* WORK INSTRUCTIONS *
Your task is to give the records again exactly. Leave each picture out.

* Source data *
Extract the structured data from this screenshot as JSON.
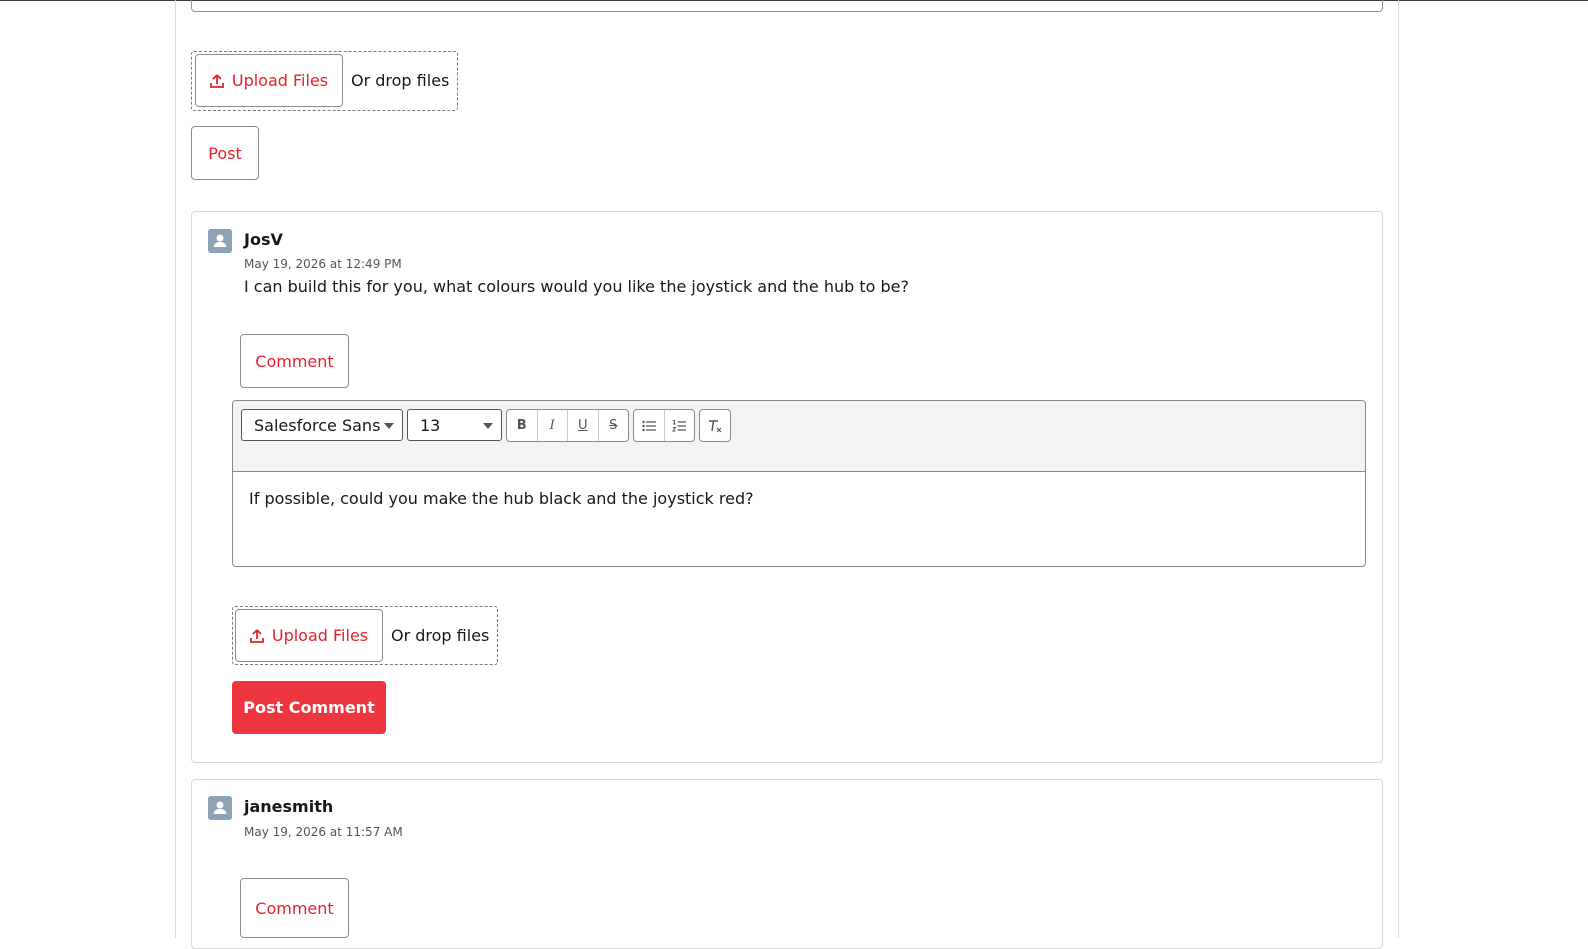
{
  "composer": {
    "upload_label": "Upload Files",
    "drop_label": "Or drop files",
    "post_label": "Post"
  },
  "posts": [
    {
      "author": "JosV",
      "timestamp": "May 19, 2026 at 12:49 PM",
      "body": "I can build this for you, what colours would you like the joystick and the hub to be?",
      "comment_label": "Comment",
      "editor": {
        "font_family": "Salesforce Sans",
        "font_size": "13",
        "toolbar_buttons": [
          "bold",
          "italic",
          "underline",
          "strikethrough",
          "bulleted-list",
          "numbered-list",
          "remove-formatting"
        ],
        "content": "If possible, could you make the hub black and the joystick red?"
      },
      "upload_label": "Upload Files",
      "drop_label": "Or drop files",
      "post_comment_label": "Post Comment"
    },
    {
      "author": "janesmith",
      "timestamp": "May 19, 2026 at 11:57 AM",
      "comment_label": "Comment"
    }
  ],
  "colors": {
    "brand_red": "#ee3640",
    "link_red": "#e8202b",
    "avatar": "#8ea2b6"
  }
}
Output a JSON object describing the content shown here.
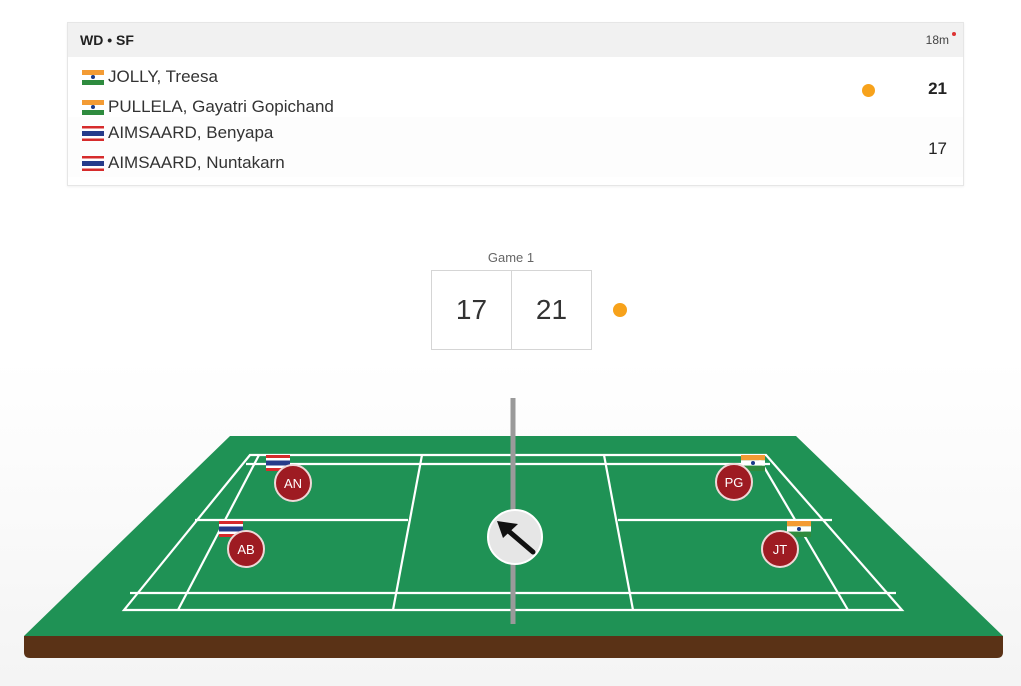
{
  "match": {
    "round": "WD • SF",
    "duration": "18m",
    "teams": [
      {
        "players": [
          {
            "name": "JOLLY, Treesa",
            "flag": "india-flag"
          },
          {
            "name": "PULLELA, Gayatri Gopichand",
            "flag": "india-flag"
          }
        ],
        "score": "21",
        "serving": true
      },
      {
        "players": [
          {
            "name": "AIMSAARD, Benyapa",
            "flag": "thailand-flag"
          },
          {
            "name": "AIMSAARD, Nuntakarn",
            "flag": "thailand-flag"
          }
        ],
        "score": "17",
        "serving": false
      }
    ]
  },
  "game": {
    "label": "Game 1",
    "left_score": "17",
    "right_score": "21"
  },
  "court": {
    "players": [
      {
        "initials": "AN",
        "flag": "thailand-flag"
      },
      {
        "initials": "AB",
        "flag": "thailand-flag"
      },
      {
        "initials": "PG",
        "flag": "india-flag"
      },
      {
        "initials": "JT",
        "flag": "india-flag"
      }
    ],
    "shuttle_icon": "arrow-up-left-icon"
  },
  "colors": {
    "court_green": "#1f9255",
    "court_base": "#5a3216",
    "serve_indicator": "#f7a21b",
    "player_marker": "#9e1b22"
  }
}
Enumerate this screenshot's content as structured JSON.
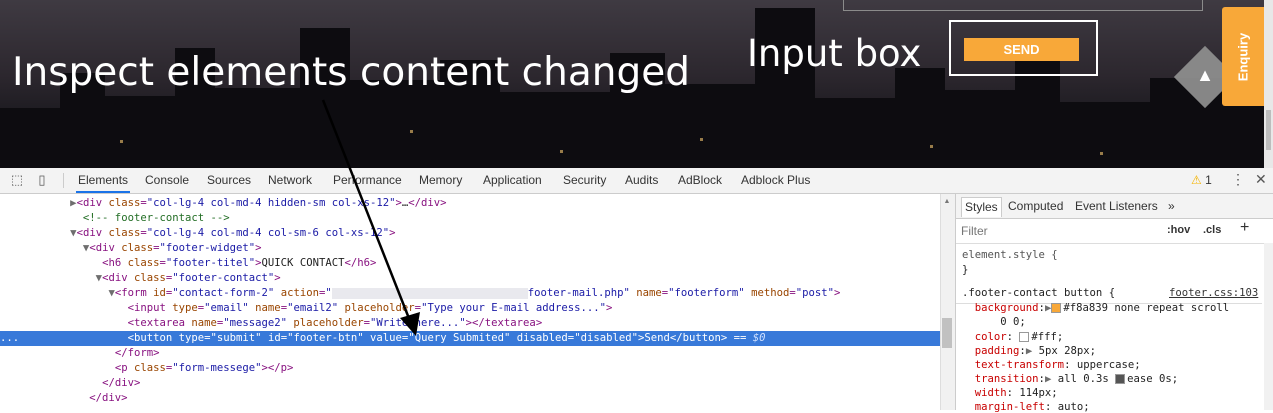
{
  "website": {
    "send_button": "SEND",
    "enquiry_tab": "Enquiry",
    "scroll_top_arrow": "▲"
  },
  "annotations": {
    "main_caption": "Inspect elements content changed",
    "input_caption": "Input box"
  },
  "devtools": {
    "tabs": [
      "Elements",
      "Console",
      "Sources",
      "Network",
      "Performance",
      "Memory",
      "Application",
      "Security",
      "Audits",
      "AdBlock",
      "Adblock Plus"
    ],
    "active_tab": "Elements",
    "warning_count": "1",
    "dom_ellipsis": "...",
    "styles_tabs": [
      "Styles",
      "Computed",
      "Event Listeners",
      "»"
    ],
    "filter_placeholder": "Filter",
    "hov": ":hov",
    "cls": ".cls",
    "element_style": "element.style {",
    "rule_selector": ".footer-contact button {",
    "rule_source": "footer.css:103",
    "properties": [
      {
        "name": "background",
        "value": "#f8a839 none repeat scroll",
        "swatch": "#f8a839"
      },
      {
        "name": "",
        "value": "0 0;"
      },
      {
        "name": "color",
        "value": "#fff;",
        "swatch": "#ffffff"
      },
      {
        "name": "padding",
        "value": "5px 28px;"
      },
      {
        "name": "text-transform",
        "value": "uppercase;"
      },
      {
        "name": "transition",
        "value": "all 0.3s ",
        "extra": "ease 0s;"
      },
      {
        "name": "width",
        "value": "114px;"
      },
      {
        "name": "margin-left",
        "value": "auto;"
      }
    ]
  },
  "colors": {
    "accent": "#f8a839",
    "selection": "#3879d9"
  }
}
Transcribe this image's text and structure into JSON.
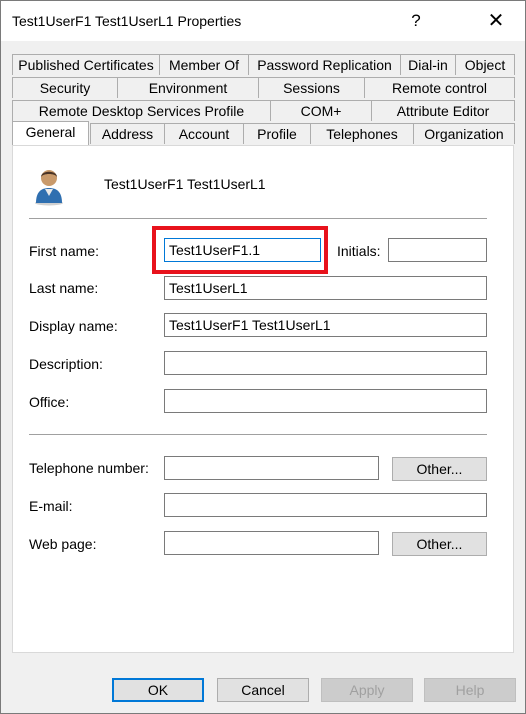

* TASK OUTPUT *
Extract the structured data from this screenshot as JSON.
{
  "composer": {
    "upload_label": "Upload Files",
    "drop_label": "Or drop files",
    "post_label": "Post"
  },
  "posts": [
    {
      "author": "JosV",
      "timestamp": "May 19, 2026 at 12:49 PM",
      "body": "I can build this for you, what colours would you like the joystick and the hub to be?",
      "comment_label": "Comment",
      "editor": {
        "font_family": "Salesforce Sans",
        "font_size": "13",
        "toolbar_buttons": [
          "bold",
          "italic",
          "underline",
          "strikethrough",
          "bulleted-list",
          "numbered-list",
          "remove-formatting"
        ],
        "content": "If possible, could you make the hub black and the joystick red?"
      },
      "upload_label": "Upload Files",
      "drop_label": "Or drop files",
      "post_comment_label": "Post Comment"
    },
    {
      "author": "janesmith",
      "timestamp": "May 19, 2026 at 11:57 AM",
      "comment_label": "Comment"
    }
  ],
  "colors": {
    "brand_red": "#ee3640",
    "link_red": "#e8202b",
    "avatar": "#8ea2b6"
  }
}
Output a JSON object describing the content shown here.
{
  "match": {
    "round": "WD • SF",
    "duration": "18m",
    "teams": [
      {
        "players": [
          {
            "name": "JOLLY, Treesa",
            "flag": "india-flag"
          },
          {
            "name": "PULLELA, Gayatri Gopichand",
            "flag": "india-flag"
          }
        ],
        "score": "21",
        "serving": true
      },
      {
        "players": [
          {
            "name": "AIMSAARD, Benyapa",
            "flag": "thailand-flag"
          },
          {
            "name": "AIMSAARD, Nuntakarn",
            "flag": "thailand-flag"
          }
        ],
        "score": "17",
        "serving": false
      }
    ]
  },
  "game": {
    "label": "Game 1",
    "left_score": "17",
    "right_score": "21"
  },
  "court": {
    "players": [
      {
        "initials": "AN",
        "flag": "thailand-flag"
      },
      {
        "initials": "AB",
        "flag": "thailand-flag"
      },
      {
        "initials": "PG",
        "flag": "india-flag"
      },
      {
        "initials": "JT",
        "flag": "india-flag"
      }
    ],
    "shuttle_icon": "arrow-up-left-icon"
  },
  "colors": {
    "court_green": "#1f9255",
    "court_base": "#5a3216",
    "serve_indicator": "#f7a21b",
    "player_marker": "#9e1b22"
  }
}
Enumerate this screenshot's content as structured JSON.
{
  "website": {
    "send_button": "SEND",
    "enquiry_tab": "Enquiry",
    "scroll_top_arrow": "▲"
  },
  "annotations": {
    "main_caption": "Inspect elements content changed",
    "input_caption": "Input box"
  },
  "devtools": {
    "tabs": [
      "Elements",
      "Console",
      "Sources",
      "Network",
      "Performance",
      "Memory",
      "Application",
      "Security",
      "Audits",
      "AdBlock",
      "Adblock Plus"
    ],
    "active_tab": "Elements",
    "warning_count": "1",
    "dom_ellipsis": "...",
    "styles_tabs": [
      "Styles",
      "Computed",
      "Event Listeners",
      "»"
    ],
    "filter_placeholder": "Filter",
    "hov": ":hov",
    "cls": ".cls",
    "element_style": "element.style {",
    "rule_selector": ".footer-contact button {",
    "rule_source": "footer.css:103",
    "properties": [
      {
        "name": "background",
        "value": "#f8a839 none repeat scroll",
        "swatch": "#f8a839"
      },
      {
        "name": "",
        "value": "0 0;"
      },
      {
        "name": "color",
        "value": "#fff;",
        "swatch": "#ffffff"
      },
      {
        "name": "padding",
        "value": "5px 28px;"
      },
      {
        "name": "text-transform",
        "value": "uppercase;"
      },
      {
        "name": "transition",
        "value": "all 0.3s ",
        "extra": "ease 0s;"
      },
      {
        "name": "width",
        "value": "114px;"
      },
      {
        "name": "margin-left",
        "value": "auto;"
      }
    ]
  },
  "colors": {
    "accent": "#f8a839",
    "selection": "#3879d9"
  }
}
Transcribe this image's text and structure into JSON.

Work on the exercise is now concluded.